In an era where play is seen as the antithesis of hardcore learning, and free play is often tossed aside in favor of rigid scheduling, lessons, sports and more, we often forget that playing is critical for child development—and its role in setting children up for success as well-balanced, capable adults.
According to the Child Development Institute, play is critical in the development of synapse formation, which starts at birth, all the way until the brain reaches its final stage of development. This process sets the tone for how children relate to the world, solve problems and gain an understanding of relationships.
Play gives children a chance to come up with new worlds that they have agency in, and that allow them to think on their feet, addressing challenges as they come along. Fostering a child’s natural ability during their youth makes them more likely to carry the spirit of innovation well into adulthood, too.
Play offers children a chance to develop on an emotional level, helping kids build self-esteem and confidence, to establish relationships with peers and learn a range of feelings like joy and happiness, as well as the skills needed to cope with stresses that come their way.
Regular physical activity helps kids learn coordination, motor skills, and balance, while at the same time, using their energy reserves. Active kids sleep better and have an easier time managing stress. Plus, kids that get the doctor-recommended 60 minutes of exercise a day are likely to get better test scores when they head back to the classroom.
Activities to Offer Kids for Better Development
While letting kids run around, ask questions and more is great, sometimes a quiet day indoors needs a little fun infused into the mix. Here’s a few ideas to get young brains in motion, and they won’t realize they’re learning.
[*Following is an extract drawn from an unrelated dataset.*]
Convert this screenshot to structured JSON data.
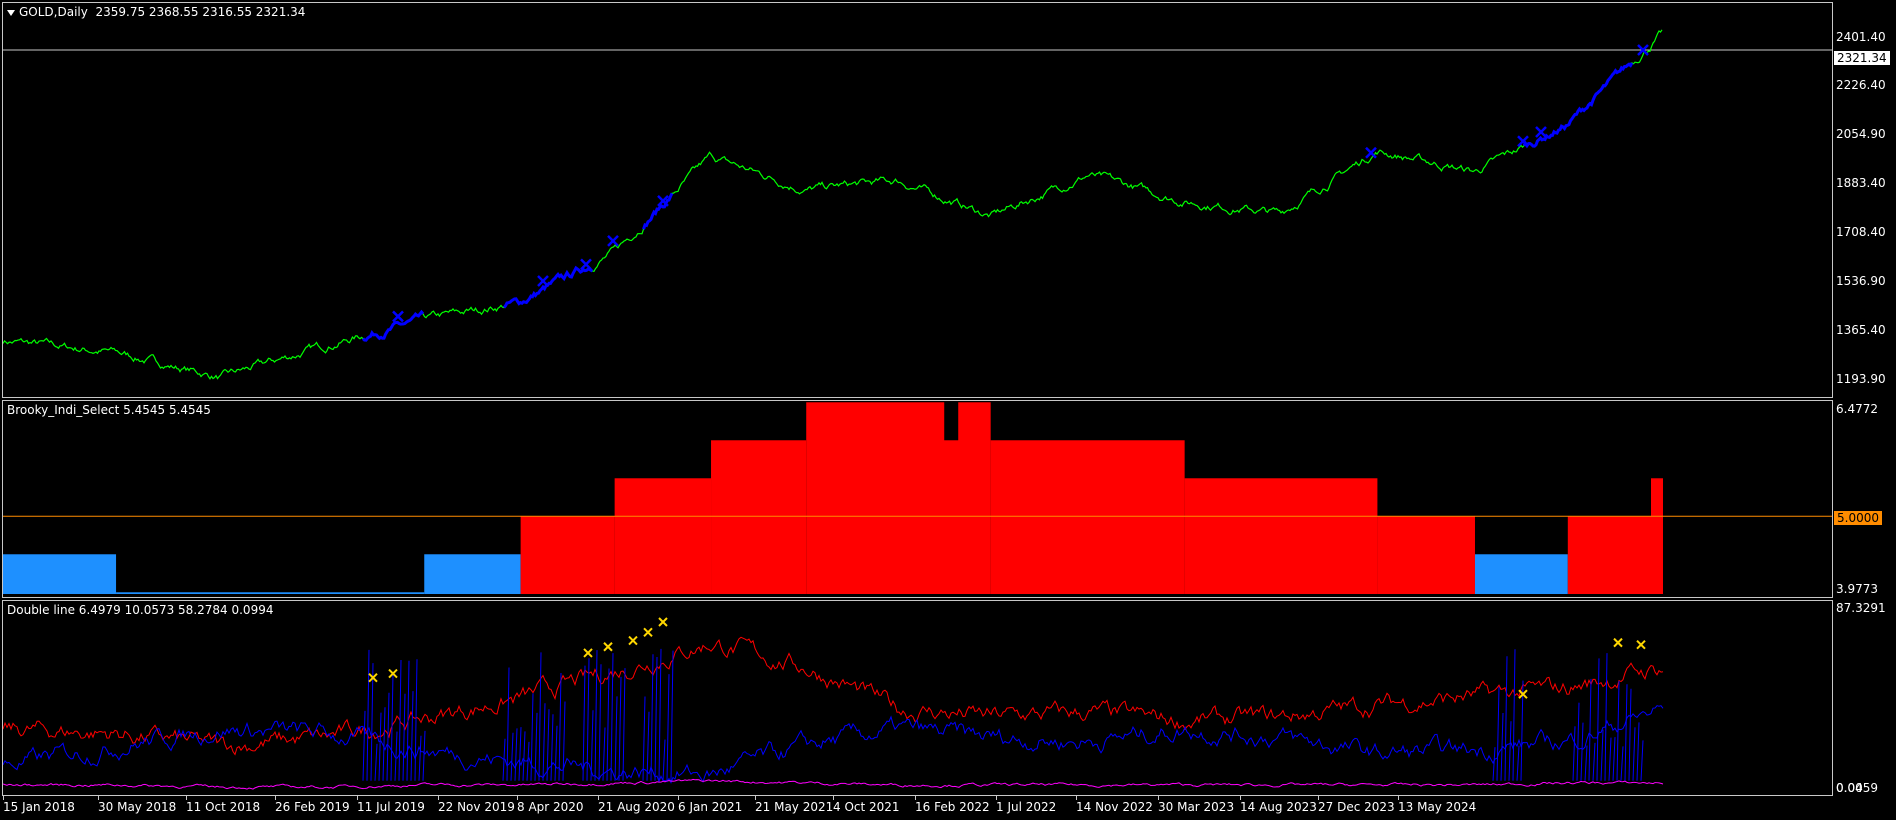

- Colouring — Between making choices about color and staying in the lines, coloring is a great way to both relieve some stress and focus on creativity. And it doesn’t matter if it’s digital or analog, for something more mess-free, but just as fun, try the Android Mandala Coloring App.
- Puzzles — Great for smaller children, puzzles focus on relationships between the pieces, activating the part of the brain that makes connections.
- Board Games — Similar to puzzles, board games are great for stimulating the brain, and making kids make choices, follow directions and applying big picture strategy to try and outsmart opponents.
Play Doesn’t Need an Academic Element
When it comes down to it, leaving your kids alone from time to time and opting out of the programming shuffle every now and again can be critical to your child’s ability to start navigating the world around them. According to Dr. Alison Gopnik, engaging in pretend play – i.e. imaginary friends, alternate worlds and more, set the tone for a flexible adulthood and don’t require a structured curriculum or set of enrichment worksheets. Offer kids a little space, and trust us, they’ll be learning whether they know it or not.